The Amiga 1200 Capacitor List is an important resource for Amiga 1200 owners and enthusiasts. Understanding the function of capacitors and the potential issues that can arise when they begin to fail is crucial to maintaining a properly functioning computer.
By regularly checking and replacing old or faulty capacitors, users can extend the life of their Amiga 1200 and avoid costly repairs. Replacing capacitors in an Amiga 1200 computer can be a daunting task for those who are not familiar with electronic repair.
However, with proper research and safety precautions, anyone can successfully replace these components. It is important to note that if you do not feel comfortable performing this type of repair, seek help from a professional.

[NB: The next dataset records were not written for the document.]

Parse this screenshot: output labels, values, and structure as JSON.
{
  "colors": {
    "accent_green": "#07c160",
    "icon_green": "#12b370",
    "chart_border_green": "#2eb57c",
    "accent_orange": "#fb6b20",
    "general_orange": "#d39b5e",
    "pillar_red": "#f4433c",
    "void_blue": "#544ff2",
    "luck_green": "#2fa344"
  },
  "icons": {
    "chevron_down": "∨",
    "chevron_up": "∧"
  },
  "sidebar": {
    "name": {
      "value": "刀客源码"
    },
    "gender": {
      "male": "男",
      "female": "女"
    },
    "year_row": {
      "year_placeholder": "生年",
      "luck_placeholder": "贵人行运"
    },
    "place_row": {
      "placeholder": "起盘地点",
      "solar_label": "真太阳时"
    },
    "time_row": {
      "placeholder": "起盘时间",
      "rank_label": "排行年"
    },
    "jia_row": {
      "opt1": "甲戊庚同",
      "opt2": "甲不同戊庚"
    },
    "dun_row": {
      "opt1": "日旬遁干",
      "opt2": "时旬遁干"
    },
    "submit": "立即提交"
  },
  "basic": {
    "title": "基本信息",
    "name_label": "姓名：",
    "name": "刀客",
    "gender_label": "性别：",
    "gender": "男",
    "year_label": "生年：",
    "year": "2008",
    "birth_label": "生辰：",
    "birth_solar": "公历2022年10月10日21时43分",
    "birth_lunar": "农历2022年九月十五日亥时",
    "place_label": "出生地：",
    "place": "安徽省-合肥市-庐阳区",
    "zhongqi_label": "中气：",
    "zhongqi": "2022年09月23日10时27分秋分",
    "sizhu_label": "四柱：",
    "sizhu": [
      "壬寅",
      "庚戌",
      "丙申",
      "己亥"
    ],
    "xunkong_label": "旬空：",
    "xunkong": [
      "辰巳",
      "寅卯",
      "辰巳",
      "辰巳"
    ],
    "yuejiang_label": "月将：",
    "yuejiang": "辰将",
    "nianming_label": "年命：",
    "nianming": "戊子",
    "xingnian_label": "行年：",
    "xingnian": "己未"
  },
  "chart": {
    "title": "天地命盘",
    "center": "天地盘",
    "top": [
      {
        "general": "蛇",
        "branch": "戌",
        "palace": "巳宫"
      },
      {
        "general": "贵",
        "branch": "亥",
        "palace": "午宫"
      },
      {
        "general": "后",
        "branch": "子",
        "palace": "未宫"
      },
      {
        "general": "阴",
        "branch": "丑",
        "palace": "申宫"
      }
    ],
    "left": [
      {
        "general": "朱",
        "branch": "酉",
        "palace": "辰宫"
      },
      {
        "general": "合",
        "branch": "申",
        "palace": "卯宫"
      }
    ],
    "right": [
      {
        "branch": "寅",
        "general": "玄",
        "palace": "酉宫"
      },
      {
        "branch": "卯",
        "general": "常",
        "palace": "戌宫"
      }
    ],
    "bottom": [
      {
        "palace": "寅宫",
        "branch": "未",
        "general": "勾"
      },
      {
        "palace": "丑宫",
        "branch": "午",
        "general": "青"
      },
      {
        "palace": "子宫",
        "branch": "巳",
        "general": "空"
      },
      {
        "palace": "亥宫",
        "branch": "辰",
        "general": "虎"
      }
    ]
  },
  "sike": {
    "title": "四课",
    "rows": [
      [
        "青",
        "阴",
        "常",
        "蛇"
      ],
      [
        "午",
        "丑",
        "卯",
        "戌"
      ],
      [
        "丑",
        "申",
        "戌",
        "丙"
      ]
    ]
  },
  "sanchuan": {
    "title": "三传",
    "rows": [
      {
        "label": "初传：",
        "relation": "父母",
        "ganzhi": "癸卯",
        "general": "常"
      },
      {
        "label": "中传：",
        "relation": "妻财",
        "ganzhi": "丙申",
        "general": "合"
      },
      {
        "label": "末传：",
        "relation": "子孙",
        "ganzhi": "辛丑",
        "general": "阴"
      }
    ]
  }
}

It is also worth mentioning that while the capacitor list provided covers most known capacitors in an Amiga 1200 computer, there may be additional capacitors in your specific machine that are not included on this list. Therefore, it is always important to thoroughly examine your individual system before performing any repairs.
Overall, keeping your Amiga 1200 in good working condition requires regular maintenance and care. By understanding the importance of capacitors and how they affect electronic devices like the Amiga 1200, users can ensure many more years of enjoyment from their beloved computer.
As technology continues to evolve at a rapid pace, it’s comforting to know that classic computers like the Amiga 1200 still have a dedicated following who appreciate its unique capabilities. With proper maintenance and care, these computers will continue to stand the test of time as valuable pieces of computing history for generations to come.